The idea is that you get a band with a unique ID encoded on it. You then enter the code into the Band4Hope website and after a few days pass it on to someone else. They do the same in turn. Overtime you can track the band as it makes its way across the country or around the world. Before you pass it on you are also encouraged to do some small act of kindness and record these at Actions4Hope so that a record of this also spreads around the world.
It is strange how things come together. Actions4Hope is a very different project, but also makes me think of One Million Lovely Letters that I blogged about recently (Wonder Women). Both are about making small but significant differences; big differences are made by many tiny acts and each act may make a big difference to those it affects.
Band4Hope is a project of Lucie, Lachlan & BowWow (Vagabond Adventures) who travel the world in a Land Rover doing interesting and worthwhile things. It reminds me a bit of my own idea as a teen to travel when I left school .. but with a trek cart full of my DIY tools and basically tramp doing the odd house repair for an old lady, small acts to improve things with minimal impact. So, while things didn’t quite work out that way for me, maybe now my ‘tool chest’ is my computer.
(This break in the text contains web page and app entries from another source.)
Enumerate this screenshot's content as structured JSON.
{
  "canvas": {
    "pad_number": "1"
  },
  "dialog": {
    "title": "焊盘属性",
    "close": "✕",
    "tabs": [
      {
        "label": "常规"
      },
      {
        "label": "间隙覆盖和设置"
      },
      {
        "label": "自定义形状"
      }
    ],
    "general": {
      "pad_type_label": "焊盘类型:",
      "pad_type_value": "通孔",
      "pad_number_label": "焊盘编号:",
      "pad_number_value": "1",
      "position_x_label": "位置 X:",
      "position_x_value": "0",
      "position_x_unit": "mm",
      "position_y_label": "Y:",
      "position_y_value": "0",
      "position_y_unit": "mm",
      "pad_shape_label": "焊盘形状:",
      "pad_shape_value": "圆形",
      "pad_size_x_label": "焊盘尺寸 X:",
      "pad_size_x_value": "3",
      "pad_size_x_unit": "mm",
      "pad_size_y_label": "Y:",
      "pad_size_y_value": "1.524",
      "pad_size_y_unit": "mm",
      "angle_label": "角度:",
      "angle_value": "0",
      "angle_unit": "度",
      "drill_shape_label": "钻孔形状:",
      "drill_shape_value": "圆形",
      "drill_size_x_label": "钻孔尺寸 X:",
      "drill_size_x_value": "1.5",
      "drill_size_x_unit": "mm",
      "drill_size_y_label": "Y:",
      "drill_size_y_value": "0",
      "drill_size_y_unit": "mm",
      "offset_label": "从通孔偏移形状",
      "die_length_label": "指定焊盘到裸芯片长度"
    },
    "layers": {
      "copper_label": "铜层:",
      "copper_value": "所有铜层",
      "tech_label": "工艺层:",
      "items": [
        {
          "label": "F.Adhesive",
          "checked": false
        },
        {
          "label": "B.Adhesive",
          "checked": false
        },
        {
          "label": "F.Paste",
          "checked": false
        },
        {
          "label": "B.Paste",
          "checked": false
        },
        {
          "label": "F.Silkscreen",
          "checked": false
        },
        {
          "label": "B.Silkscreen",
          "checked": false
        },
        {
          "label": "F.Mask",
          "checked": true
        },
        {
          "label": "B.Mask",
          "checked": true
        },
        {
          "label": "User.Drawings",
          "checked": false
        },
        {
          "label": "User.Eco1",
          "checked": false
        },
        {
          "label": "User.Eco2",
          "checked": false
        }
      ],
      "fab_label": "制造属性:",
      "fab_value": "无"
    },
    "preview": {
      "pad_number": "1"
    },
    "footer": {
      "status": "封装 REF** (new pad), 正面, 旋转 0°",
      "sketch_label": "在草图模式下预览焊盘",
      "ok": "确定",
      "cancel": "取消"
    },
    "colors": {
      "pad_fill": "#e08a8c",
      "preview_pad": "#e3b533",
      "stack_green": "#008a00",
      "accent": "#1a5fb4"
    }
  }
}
I was also reminded of two people I met during my February travels: Leanne at dot.rural in Aberdeen and Dimitrios at Horizon in Nottingham. Leanne’s PhD work (in architecture, before she was at dot.rural) looked at the lives of objects in the home (I hope I have got that right Leanne). Dimitrios is nearer the beginning of his PhD journey, but also interested in objects and their digital traces. It is one of several introductions that I have found myself making in connection with the Wales walk between people I had not encountered before. This includes two academics in different departments at Bangor who had never met. It is as if my own intellectual and spatial travels are starting to make threads between people afar — very exciting.